Unraveling amyloid formation paths of Parkinson's disease protein alpha-synuclein triggered by anionic vesicles
Journal article, 2017

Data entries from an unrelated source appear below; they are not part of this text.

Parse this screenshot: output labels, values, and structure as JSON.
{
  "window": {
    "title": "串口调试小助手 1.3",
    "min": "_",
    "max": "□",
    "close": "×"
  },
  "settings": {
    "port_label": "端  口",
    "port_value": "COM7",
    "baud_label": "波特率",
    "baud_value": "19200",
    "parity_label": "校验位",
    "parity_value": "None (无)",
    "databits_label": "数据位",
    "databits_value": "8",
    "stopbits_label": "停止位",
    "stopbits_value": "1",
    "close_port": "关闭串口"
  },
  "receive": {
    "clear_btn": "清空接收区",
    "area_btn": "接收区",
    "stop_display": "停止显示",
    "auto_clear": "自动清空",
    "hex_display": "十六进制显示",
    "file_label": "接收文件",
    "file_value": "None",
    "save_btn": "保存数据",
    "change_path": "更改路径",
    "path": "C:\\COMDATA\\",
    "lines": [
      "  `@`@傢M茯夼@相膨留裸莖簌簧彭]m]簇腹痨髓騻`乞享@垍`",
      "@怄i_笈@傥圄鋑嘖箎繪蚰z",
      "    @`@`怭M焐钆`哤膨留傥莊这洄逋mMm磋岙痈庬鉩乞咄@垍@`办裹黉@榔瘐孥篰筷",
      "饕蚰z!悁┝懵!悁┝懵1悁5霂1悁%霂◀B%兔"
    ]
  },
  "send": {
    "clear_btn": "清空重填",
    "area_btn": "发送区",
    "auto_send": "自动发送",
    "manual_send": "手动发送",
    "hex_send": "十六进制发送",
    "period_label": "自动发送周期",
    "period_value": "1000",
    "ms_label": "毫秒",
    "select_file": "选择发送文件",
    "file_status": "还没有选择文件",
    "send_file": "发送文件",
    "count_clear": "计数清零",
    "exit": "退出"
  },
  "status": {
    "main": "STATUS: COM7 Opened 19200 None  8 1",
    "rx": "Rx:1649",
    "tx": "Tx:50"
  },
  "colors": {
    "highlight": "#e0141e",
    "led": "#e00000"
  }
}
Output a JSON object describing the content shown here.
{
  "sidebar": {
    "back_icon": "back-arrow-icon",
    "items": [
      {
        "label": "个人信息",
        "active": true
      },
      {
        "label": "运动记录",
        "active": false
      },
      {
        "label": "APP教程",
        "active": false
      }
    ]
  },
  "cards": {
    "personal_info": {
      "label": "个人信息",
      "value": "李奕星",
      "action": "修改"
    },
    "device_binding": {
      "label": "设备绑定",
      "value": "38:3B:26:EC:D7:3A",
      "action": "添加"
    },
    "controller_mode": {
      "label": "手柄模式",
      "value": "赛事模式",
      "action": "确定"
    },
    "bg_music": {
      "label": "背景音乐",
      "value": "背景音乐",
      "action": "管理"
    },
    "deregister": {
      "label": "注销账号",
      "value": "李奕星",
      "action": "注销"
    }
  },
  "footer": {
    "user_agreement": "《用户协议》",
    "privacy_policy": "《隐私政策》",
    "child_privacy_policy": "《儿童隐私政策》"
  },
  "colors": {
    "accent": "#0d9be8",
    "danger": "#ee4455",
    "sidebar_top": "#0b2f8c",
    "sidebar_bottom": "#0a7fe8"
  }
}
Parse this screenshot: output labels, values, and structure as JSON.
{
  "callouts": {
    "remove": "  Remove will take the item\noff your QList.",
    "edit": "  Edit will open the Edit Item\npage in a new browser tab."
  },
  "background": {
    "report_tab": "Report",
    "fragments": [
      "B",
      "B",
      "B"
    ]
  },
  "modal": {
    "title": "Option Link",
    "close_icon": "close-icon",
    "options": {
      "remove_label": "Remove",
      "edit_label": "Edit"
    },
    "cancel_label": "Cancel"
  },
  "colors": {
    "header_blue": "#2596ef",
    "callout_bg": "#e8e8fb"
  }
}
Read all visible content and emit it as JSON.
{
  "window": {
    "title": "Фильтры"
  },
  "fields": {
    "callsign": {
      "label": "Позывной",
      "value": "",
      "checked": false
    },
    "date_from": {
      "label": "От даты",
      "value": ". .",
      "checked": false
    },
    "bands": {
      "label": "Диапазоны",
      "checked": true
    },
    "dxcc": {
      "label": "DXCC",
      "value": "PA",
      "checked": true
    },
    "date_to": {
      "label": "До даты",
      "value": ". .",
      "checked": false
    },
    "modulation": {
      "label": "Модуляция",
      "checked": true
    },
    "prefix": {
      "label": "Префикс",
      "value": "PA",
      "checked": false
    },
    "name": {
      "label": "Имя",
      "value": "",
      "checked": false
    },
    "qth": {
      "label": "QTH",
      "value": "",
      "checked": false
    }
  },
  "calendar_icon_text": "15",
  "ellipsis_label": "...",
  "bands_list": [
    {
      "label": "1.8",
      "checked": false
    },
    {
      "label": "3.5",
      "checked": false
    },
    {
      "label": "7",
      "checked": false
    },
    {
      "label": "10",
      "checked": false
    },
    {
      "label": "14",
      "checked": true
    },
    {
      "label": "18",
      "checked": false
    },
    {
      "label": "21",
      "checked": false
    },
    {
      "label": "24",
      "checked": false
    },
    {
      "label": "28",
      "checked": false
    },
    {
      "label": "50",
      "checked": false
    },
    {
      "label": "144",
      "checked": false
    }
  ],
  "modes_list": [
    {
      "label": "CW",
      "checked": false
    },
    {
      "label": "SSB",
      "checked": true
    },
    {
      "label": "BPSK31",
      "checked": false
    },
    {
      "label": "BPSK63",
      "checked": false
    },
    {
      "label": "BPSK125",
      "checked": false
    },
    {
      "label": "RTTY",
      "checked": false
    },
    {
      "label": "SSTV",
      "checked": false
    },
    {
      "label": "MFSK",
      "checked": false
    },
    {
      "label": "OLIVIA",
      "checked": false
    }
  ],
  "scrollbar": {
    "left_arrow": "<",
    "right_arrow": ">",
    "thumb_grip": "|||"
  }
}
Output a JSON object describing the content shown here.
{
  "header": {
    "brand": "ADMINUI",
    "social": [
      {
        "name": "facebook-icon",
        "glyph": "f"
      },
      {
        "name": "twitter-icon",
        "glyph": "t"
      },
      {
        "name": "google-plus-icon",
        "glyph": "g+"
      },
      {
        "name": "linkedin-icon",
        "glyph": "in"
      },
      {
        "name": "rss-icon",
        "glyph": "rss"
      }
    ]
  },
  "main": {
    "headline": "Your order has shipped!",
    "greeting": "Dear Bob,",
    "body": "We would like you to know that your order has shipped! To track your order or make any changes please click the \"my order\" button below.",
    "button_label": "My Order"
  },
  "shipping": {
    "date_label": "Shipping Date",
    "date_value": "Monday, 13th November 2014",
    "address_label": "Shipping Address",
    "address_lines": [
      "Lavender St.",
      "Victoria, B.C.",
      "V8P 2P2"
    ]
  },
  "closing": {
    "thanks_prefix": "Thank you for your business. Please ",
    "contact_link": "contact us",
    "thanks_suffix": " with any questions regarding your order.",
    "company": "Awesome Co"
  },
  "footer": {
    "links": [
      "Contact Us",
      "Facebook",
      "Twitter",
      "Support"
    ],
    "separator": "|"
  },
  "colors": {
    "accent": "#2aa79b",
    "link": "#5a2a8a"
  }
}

Amyloid formation of the synaptic brain protein alpha-synuclein (alpha S) is related to degeneration of dopaminergic neurons in Parkinson's disease patients. aS is thought to function in vesicle transport and fusion and it binds strongly to negatively charged vesicles in vitro. Here we combined circular dichroism, fluorescence and imaging methods in vitro to characterize the interaction of alpha S with negatively charged vesicles of DOPS (1,2-dioleoyl-sn-glycero-3-phospho-L-serine, sodium salt) and DOPG (1,2-dioleoyl-sn-glycero-3-phospho-(1'-rac-glycerol), sodium salt) and the consequences of such interactions on alpha S amyloid formation. We found that lipid head-group chemistry modulates alpha S interactions and also affects amyloid fiber formation. During the course of the experiments, we made the unexpected discovery that pre-formed alpha S oligomers, typically present in a small amount in the alpha S starting material, acted as templates for linear growth of anomalous amyloid fibers in the presence of vesicles. At the same time, the remaining alpha S monomers were restricted from vesicle-mediated nucleation of amyloid fibers. Although not a dominant process in bulk experiments, this hidden alpha S aggregation pathway may be of importance in vivo.